    These include home equity installment loans, fixed-term loans based on the equity in the home (i.e., second mortgages), and home equity lines of credit (revolving credit lines with a draw period and repayment period, similar to credit cards).

  • Home refinancing loans:

    These are specific to homeowners looking to refinance their home for better terms, including government-sponsored enterprises such as Fannie Mae’s HomeStyle Energy Mortgage and Freddie Mac’s GreenCHOICE mortgage, both of which allow borrowers to finance up to 15% of their property’s value to pay for solar.

The Solarize team can integrate solar loan offerings into its campaign by partnering with a mission-aligned financial institution (FI), such as a community development financial institution or credit union, that offers better loan terms than standard banks. Teams can also identify FIs that are minority -owned or -serving FIs (e.g., Black-owned banks) to further increase marginalized residents’ trust in a Solarize campaign and strengthen its community-empowerment impact. When researching these FIs, teams should compare the loan terms and conditions across providers. Three types of FIs to consider partnering with include:

  • Local FIs:

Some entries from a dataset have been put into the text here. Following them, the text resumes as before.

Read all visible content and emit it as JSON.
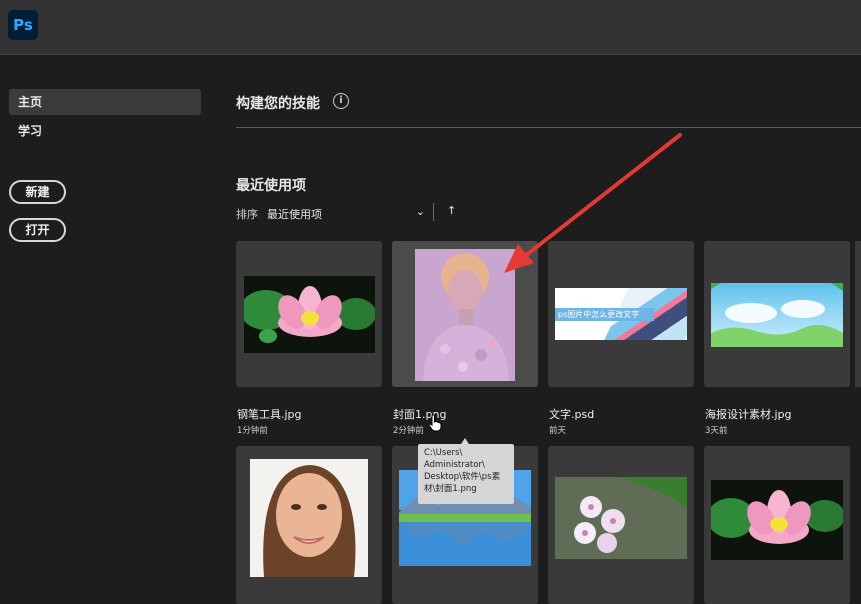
{
  "app": {
    "logo_text": "Ps"
  },
  "sidebar": {
    "items": [
      {
        "label": "主页"
      },
      {
        "label": "学习"
      }
    ],
    "new_label": "新建",
    "open_label": "打开"
  },
  "main": {
    "skills_title": "构建您的技能",
    "info_icon_text": "i",
    "recent_title": "最近使用项",
    "sort_label": "排序",
    "sort_value": "最近使用项",
    "sort_chevron": "⌄",
    "sort_direction": "↑"
  },
  "recent_files": [
    {
      "name": "钢笔工具.jpg",
      "time": "1分钟前",
      "thumb_icon": "lotus-image"
    },
    {
      "name": "封面1.png",
      "time": "2分钟前",
      "thumb_icon": "portrait-image"
    },
    {
      "name": "文字.psd",
      "time": "前天",
      "thumb_icon": "text-design-image",
      "thumb_text": "ps图片中怎么更改文字"
    },
    {
      "name": "海报设计素材.jpg",
      "time": "3天前",
      "thumb_icon": "landscape-image"
    }
  ],
  "recent_files_row2": [
    {
      "thumb_icon": "face-image"
    },
    {
      "thumb_icon": "lake-mountain-image"
    },
    {
      "thumb_icon": "plumeria-image"
    },
    {
      "thumb_icon": "lotus-image"
    }
  ],
  "tooltip": {
    "text": "C:\\Users\\\nAdministrator\\\nDesktop\\软件\\ps素\n材\\封面1.png"
  },
  "annotation": {
    "arrow_color": "#e53935"
  },
  "colors": {
    "background": "#1d1d1d",
    "topbar": "#323232",
    "card": "#3a3a3a",
    "ps_blue": "#31a8ff"
  }
}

    Local governments may have FIs in their state focused on clean energy deployment for lower-income residents, such as the Solar and Energy Loan Fund, which provides primarily Florida residents with unsecured home improvement loans. These unsecured solar loans typically have a 3- to 10-year term at a 5%–10% interest rate with no minimum credit score requirements.

  • National FIs:

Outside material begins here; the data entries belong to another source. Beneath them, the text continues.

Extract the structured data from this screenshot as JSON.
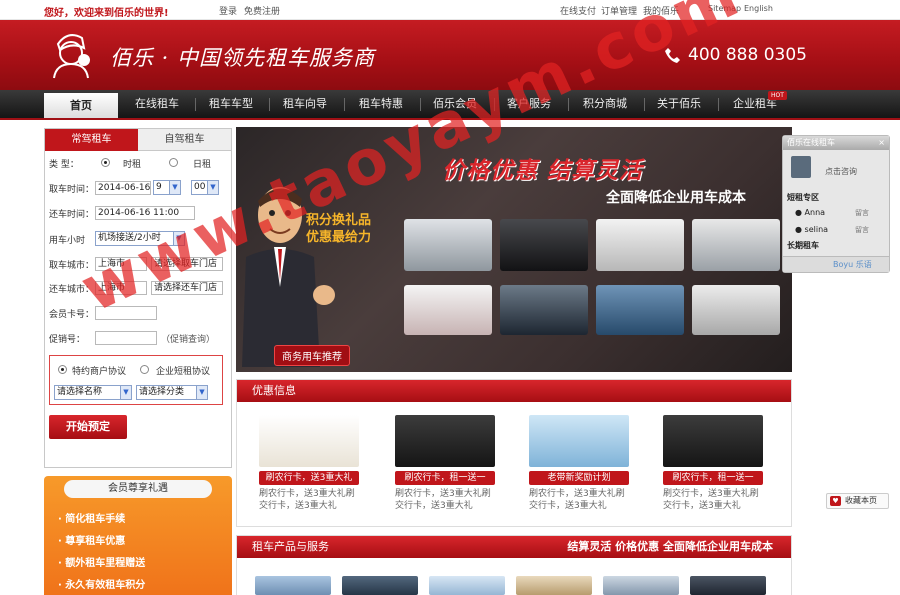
{
  "top": {
    "welcome": "您好，欢迎来到佰乐的世界!",
    "login": "登录",
    "register": "免费注册",
    "links": [
      "在线支付",
      "订单管理",
      "我的佰乐"
    ],
    "sitemap": "Sitemap",
    "english": "English"
  },
  "header": {
    "slogan": "佰乐 · 中国领先租车服务商",
    "phone": "400 888 0305"
  },
  "nav": {
    "items": [
      "首页",
      "在线租车",
      "租车车型",
      "租车向导",
      "租车特惠",
      "佰乐会员",
      "客户服务",
      "积分商城",
      "关于佰乐",
      "企业租车"
    ],
    "hot": "HOT"
  },
  "booking": {
    "tab_daily": "常驾租车",
    "tab_self": "自驾租车",
    "type_label": "类  型：",
    "type_hourly": "时租",
    "type_daily": "日租",
    "pickup_time_label": "取车时间：",
    "pickup_date": "2014-06-16",
    "pickup_hour": "9",
    "pickup_min": "00",
    "return_time_label": "还车时间：",
    "return_time": "2014-06-16 11:00",
    "hours_label": "用车小时",
    "hours_value": "机场接送/2小时",
    "pickup_city_label": "取车城市：",
    "pickup_city": "上海市",
    "pickup_store": "请选择取车门店",
    "return_city_label": "还车城市：",
    "return_city": "上海市",
    "return_store": "请选择还车门店",
    "member_label": "会员卡号：",
    "member_value": "",
    "promo_label": "促销号：",
    "promo_value": "",
    "promo_query": "（促销查询）",
    "agree_special": "特约商户协议",
    "agree_corp": "企业短租协议",
    "select_name": "请选择名称",
    "select_category": "请选择分类",
    "start_button": "开始预定"
  },
  "member": {
    "title": "会员尊享礼遇",
    "items": [
      "简化租车手续",
      "尊享租车优惠",
      "额外租车里程赠送",
      "永久有效租车积分"
    ]
  },
  "banner": {
    "headline": "价格优惠  结算灵活",
    "subheadline": "全面降低企业用车成本",
    "promo_line1": "积分换礼品",
    "promo_line2": "优惠最给力",
    "business": "商务用车推荐"
  },
  "offers": {
    "title": "优惠信息",
    "cards": [
      {
        "caption": "刷农行卡，送3重大礼",
        "text": "刷农行卡，送3重大礼刷交行卡，送3重大礼"
      },
      {
        "caption": "刷农行卡，租一送一",
        "text": "刷农行卡，送3重大礼刷交行卡，送3重大礼"
      },
      {
        "caption": "老带新奖励计划",
        "text": "刷农行卡，送3重大礼刷交行卡，送3重大礼"
      },
      {
        "caption": "刷农行卡，租一送一",
        "text": "刷交行卡，送3重大礼刷交行卡，送3重大礼"
      }
    ]
  },
  "products": {
    "title": "租车产品与服务",
    "tagline": "结算灵活  价格优惠  全面降低企业用车成本"
  },
  "chat": {
    "title": "佰乐在线租车",
    "consult": "点击咨询",
    "short": "短租专区",
    "agents": [
      "Anna",
      "selina"
    ],
    "leave_msg": "留言",
    "long": "长期租车",
    "brand": "Boyu 乐语"
  },
  "favorite": "收藏本页",
  "watermark": "www.taoyaym.com",
  "colors": {
    "brand_red": "#c0161b",
    "orange": "#f08a22"
  }
}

    If there is not a local FI that can offer affordable rates, the local government may consider partnering with a national FI, such as the Clean Energy Credit Union. Its solar electric loans are secured to the solar equipment and include a 5%–5.5% interest rate over a 12- to 20-year term. Although standard eligibility requirements include a minimum FICO score of 680 and a maximum debt-to-income ratio of 41%, the credit union does approve homeowners outside of the standard bands on a case-by-case basis.

  • National and local FIs:

    If a local mission-aligned FI does not offer solar-related loans, the local government could consider partnering with a national FI, such as Inclusive Prosperity Capital. Its Smart-E Loan Program is a national platform that provides contractor oversight and outreach support for local FIs to integrate into their lending offerings. The program provides 5- to 20-year loans at a 4.5%–7% interest rate while accommodating credit-challenged borrowers (FICO scores 580 or higher) and leveraging a loan loss reserve (LLR).

Suggested Next Steps:

Identify potential FIs to partner with for a Solarize campaign. Consider using Part 2 of RMI’s forthcoming Inclusive Solarize Campaign: Developing LMI Financial Solutions Worksheet for assistance.